Promoting Sports is Critical for Improving Pakistan’s Image and Empowering Its People

If you’ve been in a situation where you’ve had to introduce yourself and what country you belong to, to someone outside Pakistan, you know what reactions the name ‘Pakistan’ invokes, most of the time.

On the other hand, if you were in a similar situation before 9/11, the reactions were markedly different. Most people didn’t know what or even where Pakistan was and were open to forming ideas about what made this country special. It’s no news that this changed drastically.

How does a country fight back to right its negative image then? The usual way is to establish impressions that challenge the existing perception using art, tourism, fashion, and sports.

Show Your Talent

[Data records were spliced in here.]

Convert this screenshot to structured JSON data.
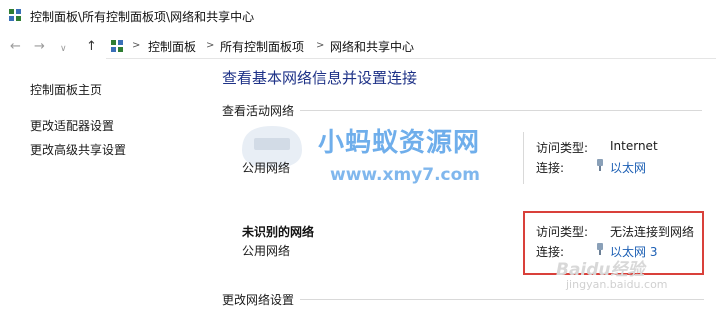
{
  "window": {
    "title": "控制面板\\所有控制面板项\\网络和共享中心",
    "app_icon": "control-panel-icon"
  },
  "nav": {
    "back_icon": "arrow-left-icon",
    "forward_icon": "arrow-right-icon",
    "recent_icon": "chevron-down-icon",
    "up_icon": "arrow-up-icon"
  },
  "address": {
    "icon": "control-panel-icon",
    "separator": ">",
    "crumbs": [
      "控制面板",
      "所有控制面板项",
      "网络和共享中心"
    ]
  },
  "sidebar": {
    "items": [
      {
        "label": "控制面板主页"
      },
      {
        "label": "更改适配器设置"
      },
      {
        "label": "更改高级共享设置"
      }
    ]
  },
  "main": {
    "title": "查看基本网络信息并设置连接",
    "active_section": "查看活动网络",
    "change_section": "更改网络设置",
    "networks": [
      {
        "name": "",
        "type": "公用网络",
        "access_label": "访问类型:",
        "access_value": "Internet",
        "conn_label": "连接:",
        "conn_value": "以太网",
        "conn_icon": "ethernet-icon"
      },
      {
        "name": "未识别的网络",
        "type": "公用网络",
        "access_label": "访问类型:",
        "access_value": "无法连接到网络",
        "conn_label": "连接:",
        "conn_value": "以太网 3",
        "conn_icon": "ethernet-icon"
      }
    ]
  },
  "annotation": {
    "highlight_color": "#d9403a"
  },
  "watermarks": {
    "line1": "小蚂蚁资源网",
    "line2": "www.xmy7.com",
    "line3": "Baidu经验",
    "line4": "jingyan.baidu.com"
  }
}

Showing yourself to the world through a young bowler who is admired for his technique and speed, a writer who makes one empathize with a Pakistani protagonist, music that transcends the boundaries of language, or breathtaking landscapes that entice one to board a plane all work towards fighting unfavorable views.

Suddenly, Pakistan is much more than a ‘dangerous country always making headlines in all ways distressing’. The vast talent and gifts that the country is blessed with help other people take Pakistan out of the box labeled ‘unsafe’.

There is no doubt that things are changing. Opinions are being defied and confronted on diverse battlegrounds. Pakistanis are using film, literature, music, sports, and tourism to present a truer picture of the country.

Academy Awards

From Sharmeen Obaid’s win at the Academy Awards to the Time magazine rating Burqa Avenger as one of the most Influential Fictional Characters of 2013, from Coke Studio winning millions of hearts across the globe to Pakistani authors receiving prestigious literary awards, Pakistani artists are successfully altering perspectives.

Similarly, Pakistan’s magnificent terrain and diverse culture, unexplored and exotic, is attracting many foreign tourists. The PTDC recorded a 30% increase in international tourism since 2013, and Pakistan was ranked on top by British Backpacker Society among twenty top travel destinations for 2018.


That leaves sports. As a newly independent state, Pakistan had competed with much success but over the years, lack of funds and substandard facilities have caused us to fall behind other nations. Renowned for producing legendary cricketers, the zenith of our national team was winning the ICC World Cup in 1992. Then there is hockey and squash where Pakistan is always remembered as one of the greats of the games. Furthermore, Pakistani athletes have won a total of ten medals in the Olympics (eight of those from men’s field hockey) and we have not won a single medal at the games since 1992 Barcelona.

However, this trend too is now slowly changing and more money and attention is being placed on sports. With sportsmen and women competing abroad, restructuring of national tournaments, and new facilities and equipment being provided, there has been an overall improvement in the country.

Despite the country’s problems back home including the cricket ban and political and infrastructural problems, Pakistan is now slowly but surely getting back on the world map for sports.

Coca-Cola’s FIFA Football World Cup Trophy Tour

Take for example that for the first time ever, Pakistan is included in the Coca-Cola’s FIFA Football World Cup Trophy Tour this year. This is a proud moment not only for football enthusiasts but for the entire country as football’s most coveted prize visiting Pakistan will greatly boost a softer image of the nation on the global stage.

The entire world will be watching us on 3rd February when the World Cup trophy arrives in Pakistan. Moments like these could go a long way in portraying a better image of Pakistan to the world. It will encourage international sports athletes and boards to visit Pakistan and compete in different sports with our national teams.

The beauty of investing in sports is that it not only advances Pakistan’s reputation as a peaceful, progressive country, but it also plays a vital role in youth development. Initiatives like the Trophy Tour, also an encouragement to the young talented athletes who want to pursue sports as their careers, should be considered a beginning.


We have a long way to go and much more needs to be done. But every positive step counts and the World Cup trophy coming to Pakistan is most definitely one.